■ WHAT YOU SHOULD DO: Tally the lines in the data that follows that include the word "duration", and report nothing but the total.

[RECORDS PROVIDED]

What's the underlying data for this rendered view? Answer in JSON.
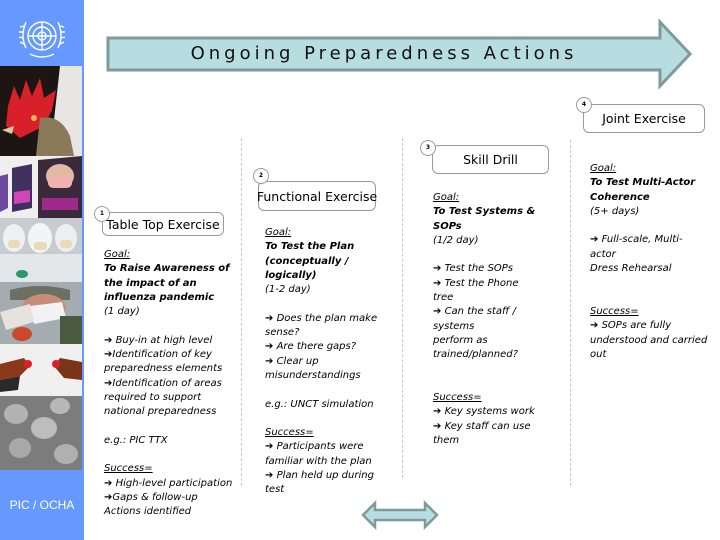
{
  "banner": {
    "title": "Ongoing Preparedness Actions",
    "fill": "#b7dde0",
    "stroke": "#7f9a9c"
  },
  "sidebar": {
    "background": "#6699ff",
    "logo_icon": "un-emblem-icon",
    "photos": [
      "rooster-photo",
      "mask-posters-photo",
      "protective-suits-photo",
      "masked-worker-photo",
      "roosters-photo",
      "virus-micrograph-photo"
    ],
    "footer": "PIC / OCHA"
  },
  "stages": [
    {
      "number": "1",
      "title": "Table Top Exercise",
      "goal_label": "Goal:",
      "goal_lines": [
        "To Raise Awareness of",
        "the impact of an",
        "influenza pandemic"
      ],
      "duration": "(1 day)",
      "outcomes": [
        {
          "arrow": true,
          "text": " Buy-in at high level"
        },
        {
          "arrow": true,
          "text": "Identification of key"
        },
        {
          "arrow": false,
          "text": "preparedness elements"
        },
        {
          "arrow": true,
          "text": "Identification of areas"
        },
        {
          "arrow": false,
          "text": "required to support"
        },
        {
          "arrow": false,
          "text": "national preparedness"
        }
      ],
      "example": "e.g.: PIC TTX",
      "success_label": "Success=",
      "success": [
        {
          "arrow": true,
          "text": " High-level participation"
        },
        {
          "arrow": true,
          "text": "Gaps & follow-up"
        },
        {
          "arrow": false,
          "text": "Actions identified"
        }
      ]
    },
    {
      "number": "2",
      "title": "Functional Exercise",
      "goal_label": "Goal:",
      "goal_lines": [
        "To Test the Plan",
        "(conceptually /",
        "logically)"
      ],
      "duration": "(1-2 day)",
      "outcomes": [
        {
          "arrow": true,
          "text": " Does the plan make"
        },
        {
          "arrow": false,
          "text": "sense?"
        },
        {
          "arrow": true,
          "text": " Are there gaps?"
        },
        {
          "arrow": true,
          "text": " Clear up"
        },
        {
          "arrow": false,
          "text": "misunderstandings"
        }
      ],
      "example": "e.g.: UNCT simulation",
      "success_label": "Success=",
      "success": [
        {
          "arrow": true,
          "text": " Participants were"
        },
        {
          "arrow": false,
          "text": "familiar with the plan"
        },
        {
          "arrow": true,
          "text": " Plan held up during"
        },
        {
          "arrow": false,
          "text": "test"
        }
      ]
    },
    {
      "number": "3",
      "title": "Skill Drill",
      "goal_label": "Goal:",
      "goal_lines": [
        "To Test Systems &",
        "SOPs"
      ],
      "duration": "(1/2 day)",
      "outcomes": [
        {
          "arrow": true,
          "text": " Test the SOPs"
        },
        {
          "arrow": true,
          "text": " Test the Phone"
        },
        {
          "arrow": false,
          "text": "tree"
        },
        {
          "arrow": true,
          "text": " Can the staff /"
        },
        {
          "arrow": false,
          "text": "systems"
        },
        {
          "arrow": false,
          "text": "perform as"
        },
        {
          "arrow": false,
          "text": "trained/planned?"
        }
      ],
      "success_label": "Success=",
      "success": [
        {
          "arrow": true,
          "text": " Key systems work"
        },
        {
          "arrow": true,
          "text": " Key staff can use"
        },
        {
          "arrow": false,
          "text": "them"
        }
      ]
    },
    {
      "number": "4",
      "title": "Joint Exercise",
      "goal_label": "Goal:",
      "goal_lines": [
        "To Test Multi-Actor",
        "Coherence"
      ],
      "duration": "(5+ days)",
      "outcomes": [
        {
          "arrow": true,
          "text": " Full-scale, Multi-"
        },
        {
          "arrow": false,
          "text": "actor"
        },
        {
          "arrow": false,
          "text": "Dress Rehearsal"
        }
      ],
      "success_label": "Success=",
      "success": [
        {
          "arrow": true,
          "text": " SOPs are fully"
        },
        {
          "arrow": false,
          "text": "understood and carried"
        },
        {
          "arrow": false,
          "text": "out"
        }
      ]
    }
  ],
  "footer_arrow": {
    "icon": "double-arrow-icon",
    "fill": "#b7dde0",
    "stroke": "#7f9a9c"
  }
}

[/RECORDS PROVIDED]
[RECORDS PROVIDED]

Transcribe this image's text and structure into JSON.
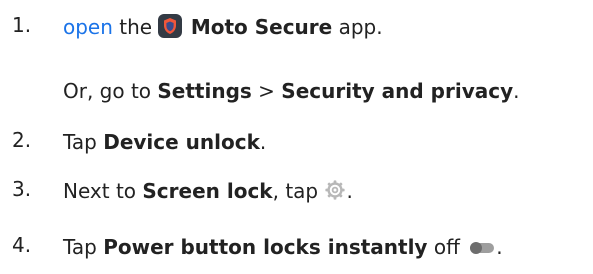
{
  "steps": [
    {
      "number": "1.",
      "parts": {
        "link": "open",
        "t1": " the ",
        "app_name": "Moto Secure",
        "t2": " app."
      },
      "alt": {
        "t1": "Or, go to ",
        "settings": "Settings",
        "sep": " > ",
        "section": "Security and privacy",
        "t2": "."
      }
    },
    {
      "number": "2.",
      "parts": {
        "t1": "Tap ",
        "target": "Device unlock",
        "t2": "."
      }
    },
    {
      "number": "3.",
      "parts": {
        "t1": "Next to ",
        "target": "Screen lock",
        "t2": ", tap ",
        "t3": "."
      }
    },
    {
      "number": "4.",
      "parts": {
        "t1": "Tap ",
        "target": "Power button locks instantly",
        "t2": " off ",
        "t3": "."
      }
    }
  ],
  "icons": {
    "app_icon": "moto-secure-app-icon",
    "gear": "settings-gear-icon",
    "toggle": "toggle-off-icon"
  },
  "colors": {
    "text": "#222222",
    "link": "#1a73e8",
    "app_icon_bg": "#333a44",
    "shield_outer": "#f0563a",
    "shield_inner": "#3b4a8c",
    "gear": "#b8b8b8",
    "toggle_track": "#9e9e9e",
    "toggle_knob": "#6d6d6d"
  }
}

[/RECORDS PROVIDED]

■ THE COMPLETED TASK: 4